**What the task asks**
For this item, repeat the material exactly while omitting its pictures.

**Records to process**
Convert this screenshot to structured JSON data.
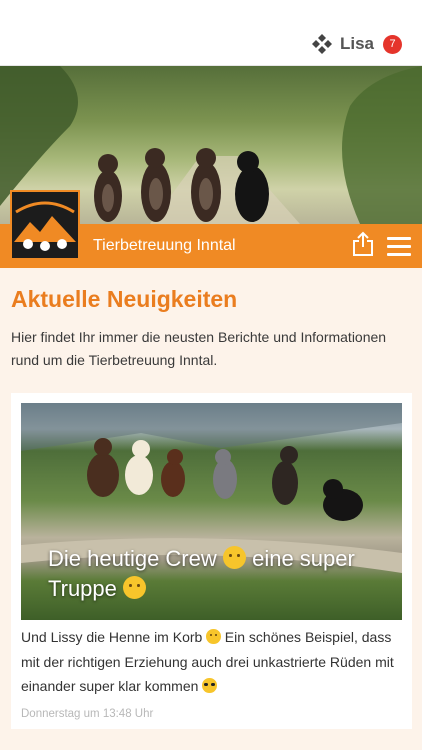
{
  "header": {
    "user_name": "Lisa",
    "notification_count": "7",
    "app_icon": "app-logo-icon"
  },
  "banner": {
    "site_title": "Tierbetreuung Inntal",
    "accent_color": "#f08a24"
  },
  "main": {
    "section_title": "Aktuelle Neuigkeiten",
    "intro": "Hier findet Ihr immer die neusten Berichte und Informationen rund um die Tierbetreuung Inntal."
  },
  "post": {
    "caption_part1": "Die heutige Crew ",
    "caption_part2": " eine super Truppe ",
    "text_part1": "Und Lissy die Henne im Korb ",
    "text_part2": " Ein schönes Beispiel, dass mit der richtigen Erziehung auch drei unkastrierte Rüden mit einander super klar kommen ",
    "timestamp": "Donnerstag um 13:48 Uhr"
  }
}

**Task answer**
Convert this screenshot to structured JSON data.
{
  "header": {
    "user_name": "Lisa",
    "notification_count": "7",
    "app_icon": "app-logo-icon"
  },
  "banner": {
    "site_title": "Tierbetreuung Inntal",
    "accent_color": "#f08a24"
  },
  "main": {
    "section_title": "Aktuelle Neuigkeiten",
    "intro": "Hier findet Ihr immer die neusten Berichte und Informationen rund um die Tierbetreuung Inntal."
  },
  "post": {
    "caption_part1": "Die heutige Crew ",
    "caption_part2": " eine super Truppe ",
    "text_part1": "Und Lissy die Henne im Korb ",
    "text_part2": " Ein schönes Beispiel, dass mit der richtigen Erziehung auch drei unkastrierte Rüden mit einander super klar kommen ",
    "timestamp": "Donnerstag um 13:48 Uhr"
  }
}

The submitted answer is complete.